  • ODFW will not close hunting seasons due to drought or fire
  • Landowners/managers control access, so check on access and road closure information in advance
  • If all access to a hunt unit is closed due to fire restrictions and ODFW determines hunters lost their opportunity to hunt, ODFW will evaluate the situation after the season(s) close
  • If ODFW determines compensation for lost access is warranted, ODFW will notify the affected hunters of their options
  • For additional drought information, see

Chronic Wasting Disease

Chronic Wasting Disease (CWD) has not yet been found in Oregon, but it has been found in Idaho near Oregon’s northeastern border. The Department has increased its monitoring efforts throughout the state due to the proximity of CWD to Oregon. House Bill 3152, passed in 2021, requires vehicles transporting wildlife or wildlife parts to stop for inspection if they encounter a Department-operated wildlife inspection station. Refer to page 18 for details. The Department will be operating wildlife inspection stations for CWD sample collection during some fall hunting seasons. Cooperation and sample collection by successful deer and elk hunters in Oregon is needed. Hunters submitting samples will be able to view test results within 4-6 weeks on ODFW’s website. For more information on CWD, ways to submit samples, and how to view results, please visit:

Thank You for Protecting Oregon’s Rich Cultural Heritage
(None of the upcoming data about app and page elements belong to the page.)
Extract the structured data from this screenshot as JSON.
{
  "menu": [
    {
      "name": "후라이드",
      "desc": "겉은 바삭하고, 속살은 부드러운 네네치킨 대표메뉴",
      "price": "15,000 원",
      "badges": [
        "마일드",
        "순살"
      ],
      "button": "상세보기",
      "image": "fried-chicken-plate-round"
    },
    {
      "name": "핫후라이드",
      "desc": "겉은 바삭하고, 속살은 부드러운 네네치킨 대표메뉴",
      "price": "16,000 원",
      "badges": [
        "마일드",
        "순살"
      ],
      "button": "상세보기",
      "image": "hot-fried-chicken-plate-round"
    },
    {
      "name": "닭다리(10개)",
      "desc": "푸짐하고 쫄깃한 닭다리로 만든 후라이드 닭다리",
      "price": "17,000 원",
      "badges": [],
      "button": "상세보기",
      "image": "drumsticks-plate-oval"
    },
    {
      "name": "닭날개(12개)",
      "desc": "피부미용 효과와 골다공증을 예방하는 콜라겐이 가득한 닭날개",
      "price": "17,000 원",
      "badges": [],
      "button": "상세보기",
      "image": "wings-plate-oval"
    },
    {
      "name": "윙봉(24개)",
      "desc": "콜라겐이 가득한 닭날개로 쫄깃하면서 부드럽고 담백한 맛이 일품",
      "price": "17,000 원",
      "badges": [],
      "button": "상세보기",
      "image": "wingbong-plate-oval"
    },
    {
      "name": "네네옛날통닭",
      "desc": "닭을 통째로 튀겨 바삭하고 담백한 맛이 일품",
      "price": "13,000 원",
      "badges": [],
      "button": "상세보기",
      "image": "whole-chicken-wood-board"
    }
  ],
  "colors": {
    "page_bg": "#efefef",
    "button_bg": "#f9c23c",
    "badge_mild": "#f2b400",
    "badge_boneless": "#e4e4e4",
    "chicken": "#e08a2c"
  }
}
  • Cultural resources in Oregon include both Indian and early Euro-American archaeological sites, burials, and sacred objects.
  • Cultural sites are not a renewable resource. Once taken or damaged they are lost forever.
  • They are protected by law on public and private land. Disturbing them can lead to serious penalties.
  • Further information is available at